Frequency of use also increased, with eight percent of students reporting daily cannabis use in 2020. In 2015, that number was just five percent. Among young adults not enrolled in college, 43 percent reported past year cannabis use, consistent with 2018 and 2019, while 13 percent said they used cannabis daily.

Reductions in Drinking, Drunkenness Among College Students

College students drank less in 2020 than they did in 2019, with 56 percent of students consuming alcohol in the past year compared to 62 percent in the previous year. The number of students to report getting drunk also dropped significantly, with 35 percent reporting drunkenness in 2019 and just 28 percent in 2020.

Before 2019, alcohol consumption among students had been consistent, but 2020 saw a significant change. Young people not in college, on the other hand, displayed relatively consistent numbers between 2015 and 2020, and did not display a drop in consumption as a result of the pandemic.

The drastic change in drinking among college students is worth noting, according to John Schulenberg, a professor of psychology at the University of Michigan, who was a principal investigator of the study.

“Historically, college students have reported the highest levels of binge drinking compared to same-aged youth who are not enrolled in college,” he said. “This is the first year where binge drinking was similar between the two groups. While binge drinking has been gradually declining among college students for the past few decades, this is a new historic low, which may reflect effects of the Covid-19 pandemic in terms of reduced time with college friends.”

He suggests lockdowns are likely responsible for the reduction in binge drinking, as social gatherings and parties were brought to a halt when the pandemic began. 

Increases in Hallucinogen Use

In addition to using less alcohol and consuming more cannabis, the survey also found that past year hallucinogen use increased significantly among college students from 2019 to 2020, nearly doubling, from 5 to 9 percent. There was not significant change to this number among young people not attending college.

The use of other substances declined as well, including cigarettes, amphetamines, and prescription opioids.

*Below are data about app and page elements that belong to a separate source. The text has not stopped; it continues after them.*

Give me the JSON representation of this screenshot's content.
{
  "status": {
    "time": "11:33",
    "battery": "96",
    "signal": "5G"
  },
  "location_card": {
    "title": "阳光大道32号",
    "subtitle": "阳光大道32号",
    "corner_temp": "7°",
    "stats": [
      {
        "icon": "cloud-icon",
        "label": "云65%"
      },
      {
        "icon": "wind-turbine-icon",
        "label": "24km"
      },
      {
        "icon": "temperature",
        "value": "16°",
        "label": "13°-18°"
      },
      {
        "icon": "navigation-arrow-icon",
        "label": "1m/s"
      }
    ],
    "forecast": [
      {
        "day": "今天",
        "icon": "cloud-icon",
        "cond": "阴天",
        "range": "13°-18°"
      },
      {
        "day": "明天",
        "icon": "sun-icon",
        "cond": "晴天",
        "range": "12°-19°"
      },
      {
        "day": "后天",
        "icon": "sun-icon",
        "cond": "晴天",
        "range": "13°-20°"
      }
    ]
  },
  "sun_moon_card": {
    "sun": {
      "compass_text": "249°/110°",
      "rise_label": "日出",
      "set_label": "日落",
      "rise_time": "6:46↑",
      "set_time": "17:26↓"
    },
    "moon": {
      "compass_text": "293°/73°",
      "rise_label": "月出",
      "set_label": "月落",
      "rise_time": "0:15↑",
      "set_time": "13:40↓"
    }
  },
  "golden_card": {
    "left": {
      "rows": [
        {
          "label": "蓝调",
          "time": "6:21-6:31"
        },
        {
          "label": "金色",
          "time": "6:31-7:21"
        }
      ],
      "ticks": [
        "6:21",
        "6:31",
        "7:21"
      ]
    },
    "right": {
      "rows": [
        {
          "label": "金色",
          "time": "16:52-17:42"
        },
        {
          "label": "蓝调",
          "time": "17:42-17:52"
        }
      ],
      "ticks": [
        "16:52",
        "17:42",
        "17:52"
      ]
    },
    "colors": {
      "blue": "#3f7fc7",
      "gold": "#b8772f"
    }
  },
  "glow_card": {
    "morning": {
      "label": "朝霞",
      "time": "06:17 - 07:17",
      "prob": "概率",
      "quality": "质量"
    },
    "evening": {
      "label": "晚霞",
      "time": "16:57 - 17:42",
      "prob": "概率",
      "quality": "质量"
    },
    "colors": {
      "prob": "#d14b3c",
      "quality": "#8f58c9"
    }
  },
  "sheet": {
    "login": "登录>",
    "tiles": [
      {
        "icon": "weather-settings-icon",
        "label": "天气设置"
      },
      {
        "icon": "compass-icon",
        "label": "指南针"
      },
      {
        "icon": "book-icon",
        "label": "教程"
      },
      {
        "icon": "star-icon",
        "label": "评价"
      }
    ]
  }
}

In an interview with the Washington Post, National Institute on Drug Abuse director Norah Volkow suggested that the pandemic has, “made marijuana into an alternative to escape the monotony of isolation.”